Back in 1906, Roosevelt signed the Antiquities Act, which gives the president the power to designate significant cultural, historical or ecological sites—which are already public land—as monuments. Since then, 16 presidents (evenly divided by part) have protected sites like the Grand Canyon, Acadia, Muir Woods and Olympic national parks through the monument designation. These places eventually became national parks through congressional action, but were preserved thanks to the Antiquities Act.
They didn't do this just because they hate protected public land. They also did it because they hate the fact that President Obama has the power—which every president before him since Teddy Roosevelt has had—to designate protected land without giving them the opportunity to derail his efforts. Of course, why they say they're doing it is because the president can act unilaterally, without public input, and because of the terrible economic impact these protected lands have.
Both of which are bullshit. The public loves national parks and monuments and thinks it's government's job to protect public land, to the tune of almost 90 percent of likely voters (as of this 2012 poll).
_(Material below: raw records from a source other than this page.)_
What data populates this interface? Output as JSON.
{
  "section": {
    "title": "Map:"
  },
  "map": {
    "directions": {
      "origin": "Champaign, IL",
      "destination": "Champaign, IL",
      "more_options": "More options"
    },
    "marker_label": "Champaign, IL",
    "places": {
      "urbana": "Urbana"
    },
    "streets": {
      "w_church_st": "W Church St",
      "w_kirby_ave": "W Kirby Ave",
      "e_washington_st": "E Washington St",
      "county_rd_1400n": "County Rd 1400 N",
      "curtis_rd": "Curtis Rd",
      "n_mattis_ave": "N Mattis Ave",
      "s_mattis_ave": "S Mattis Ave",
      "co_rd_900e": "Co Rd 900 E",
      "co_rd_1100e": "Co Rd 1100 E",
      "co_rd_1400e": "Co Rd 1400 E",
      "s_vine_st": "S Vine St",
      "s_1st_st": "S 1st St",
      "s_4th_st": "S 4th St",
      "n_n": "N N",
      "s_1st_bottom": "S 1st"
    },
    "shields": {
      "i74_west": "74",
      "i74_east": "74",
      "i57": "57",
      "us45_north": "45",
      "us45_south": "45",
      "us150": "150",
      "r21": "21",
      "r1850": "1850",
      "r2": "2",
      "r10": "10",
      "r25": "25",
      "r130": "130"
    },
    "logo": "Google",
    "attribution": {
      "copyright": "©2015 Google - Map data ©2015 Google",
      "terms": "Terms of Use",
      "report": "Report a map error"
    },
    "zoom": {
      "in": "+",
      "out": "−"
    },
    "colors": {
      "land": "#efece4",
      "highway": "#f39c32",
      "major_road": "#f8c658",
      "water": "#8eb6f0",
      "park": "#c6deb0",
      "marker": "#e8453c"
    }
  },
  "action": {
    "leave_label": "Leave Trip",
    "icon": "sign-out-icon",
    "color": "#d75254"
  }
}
Nearly 90 percent of voters think that candidates who prioritize national parks are seen as caring about the environment, protecting our heritage for the future, patriotic, and a good steward of our nation’s resources. And as the National Park Service approaches its centennial in 2016, a majority of likely voters (77 percent) say it is important for the next president to ensure that parks are fully restored and ready to serve and be relevant to future generations in their second century.The economic impact of national parks was felt as recently as last fall, when the Republican House shut them down. The communities around the parks lost $414 million in just 16 days. Every dollar invested in a national park, the National Park Service has found, comes back to the community 10-fold. A study released earlier this month by the NPS found that visits to parks in 2012 generated $14.7 billion in spending in “gateway” communities, those within 60 miles of a park. All that money spent by park visitors supported 243,000 jobs and contributed $26.8 billion to the national economy.
Once again, the Republican House wasted time on a bill that is diametrically opposed to the will of the public. Once again, they wasted time on a bill that will not even get a hearing in the Senate. And once again they proved that they really do hate America.